Back in September last year The Competition and Markets Authority launched enforcement action against 4 of the biggest UK based housing developers.
Barratt, Countryside Properties, Permission Homes and Taylor Wimpey are all being carefully investigated by the CMA after they uncovered worrying evidence that leasehold properties may have been mis-sold to homeowners. The CMA is concerned these 4 developers have been mis-leading buyers about unfair contract terms. In March Taylor Wimpy and Countryside Properties were told to change their contracts which forced people to pay increasing ground rents. These people often signed up to contracts but did not know the rents would increase or that leases could be extended without their knowledge.
The issue has been highlighted again this week as a woman has brought her conveyancing firm to court over what she says was a failure on their behalf to inform her of the incremental increases in ground rent on her property. She is pursuing a negligence claim against the firm who failed to inform her of this information and because of this her property is unsellable.

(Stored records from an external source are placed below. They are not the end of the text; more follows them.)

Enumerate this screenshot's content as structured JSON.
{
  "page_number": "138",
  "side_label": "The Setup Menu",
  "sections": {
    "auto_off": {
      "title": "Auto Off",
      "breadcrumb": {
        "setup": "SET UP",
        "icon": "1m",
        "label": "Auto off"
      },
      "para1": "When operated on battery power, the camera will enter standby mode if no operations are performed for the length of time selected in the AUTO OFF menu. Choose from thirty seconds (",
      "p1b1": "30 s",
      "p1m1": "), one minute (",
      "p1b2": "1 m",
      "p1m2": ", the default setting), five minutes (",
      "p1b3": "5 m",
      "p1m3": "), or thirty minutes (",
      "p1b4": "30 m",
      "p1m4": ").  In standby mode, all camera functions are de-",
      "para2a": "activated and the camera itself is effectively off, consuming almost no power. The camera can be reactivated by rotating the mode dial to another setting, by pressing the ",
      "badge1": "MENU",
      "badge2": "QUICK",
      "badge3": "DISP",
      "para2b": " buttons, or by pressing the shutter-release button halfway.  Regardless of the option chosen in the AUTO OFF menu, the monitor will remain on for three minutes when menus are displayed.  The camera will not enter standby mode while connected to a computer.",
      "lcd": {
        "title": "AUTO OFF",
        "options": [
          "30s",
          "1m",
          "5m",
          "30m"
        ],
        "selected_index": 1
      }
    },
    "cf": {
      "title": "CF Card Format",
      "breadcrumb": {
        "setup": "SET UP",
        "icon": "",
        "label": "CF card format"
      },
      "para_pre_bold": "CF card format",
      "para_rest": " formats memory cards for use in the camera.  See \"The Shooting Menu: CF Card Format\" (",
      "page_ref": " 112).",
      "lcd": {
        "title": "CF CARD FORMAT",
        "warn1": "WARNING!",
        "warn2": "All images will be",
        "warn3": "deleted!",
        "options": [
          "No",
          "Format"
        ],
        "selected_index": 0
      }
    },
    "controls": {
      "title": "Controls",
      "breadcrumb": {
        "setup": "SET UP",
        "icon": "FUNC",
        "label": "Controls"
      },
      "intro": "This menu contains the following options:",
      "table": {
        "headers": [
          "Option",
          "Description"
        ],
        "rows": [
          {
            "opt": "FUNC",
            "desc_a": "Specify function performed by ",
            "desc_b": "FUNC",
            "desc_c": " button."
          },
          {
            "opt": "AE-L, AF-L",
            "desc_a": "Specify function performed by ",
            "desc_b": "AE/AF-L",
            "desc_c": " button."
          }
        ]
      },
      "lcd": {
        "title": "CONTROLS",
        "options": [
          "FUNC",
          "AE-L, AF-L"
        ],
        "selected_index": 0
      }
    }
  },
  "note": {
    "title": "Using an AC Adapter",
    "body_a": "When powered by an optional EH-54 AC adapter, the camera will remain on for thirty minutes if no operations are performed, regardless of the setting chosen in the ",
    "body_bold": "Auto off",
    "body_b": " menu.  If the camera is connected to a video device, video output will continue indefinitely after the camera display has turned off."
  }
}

Carol Patterson said: “I just feel so frustrated that something I worked so hard for and saved for has no value at all now. I bought this flat as an investment for my pension. The ground rent for Buckingham Palace wouldn’t be as much as what I would be paying at the end of my lease.”
The Competition and Markets Authority have said they are looking into the following areas in relation to the selling of properties and mis-leading buyers:
Ground rents: developers failing to explain clearly exactly what ground rent is, whether it increases over time, when increases will occur and by how much.
Availability of freehold: people being misled about the availability of freehold properties. For example, the CMA found evidence that some people were told properties on an estate would only be sold as leasehold homes, when they were in fact later sold as freeholds to other buyers.
Cost of the freehold: people being misled about the cost of converting their leasehold to freehold ownership. When buying their home, the CMA found evidence that some people were told the freehold would cost only a small sum, but later down the line the price had increased by thousands of pounds with little to no warning.
Unfair sales tactics: developers using unfair sales tactics – such as unnecessarily short deadlines to complete purchases – to secure a deal, meaning people could feel pressured and rushed into buying properties that they may not have purchased had they been given more time.
Unfair contract terms – ground rents
The use of unfair contract terms that mean homeowners have to pay escalating ground rents, which in some cases can double every 10 years. This increase is built into contracts, meaning people can also struggle to sell their homes and find themselves trapped.
The CMA will publish their findings once the investigation is complete and all the parties mentioned have had time to respond to complaints. If it is found companies have been mis-selling homes with unfair contracts, it could open the doors for a flurry of complaints against developers.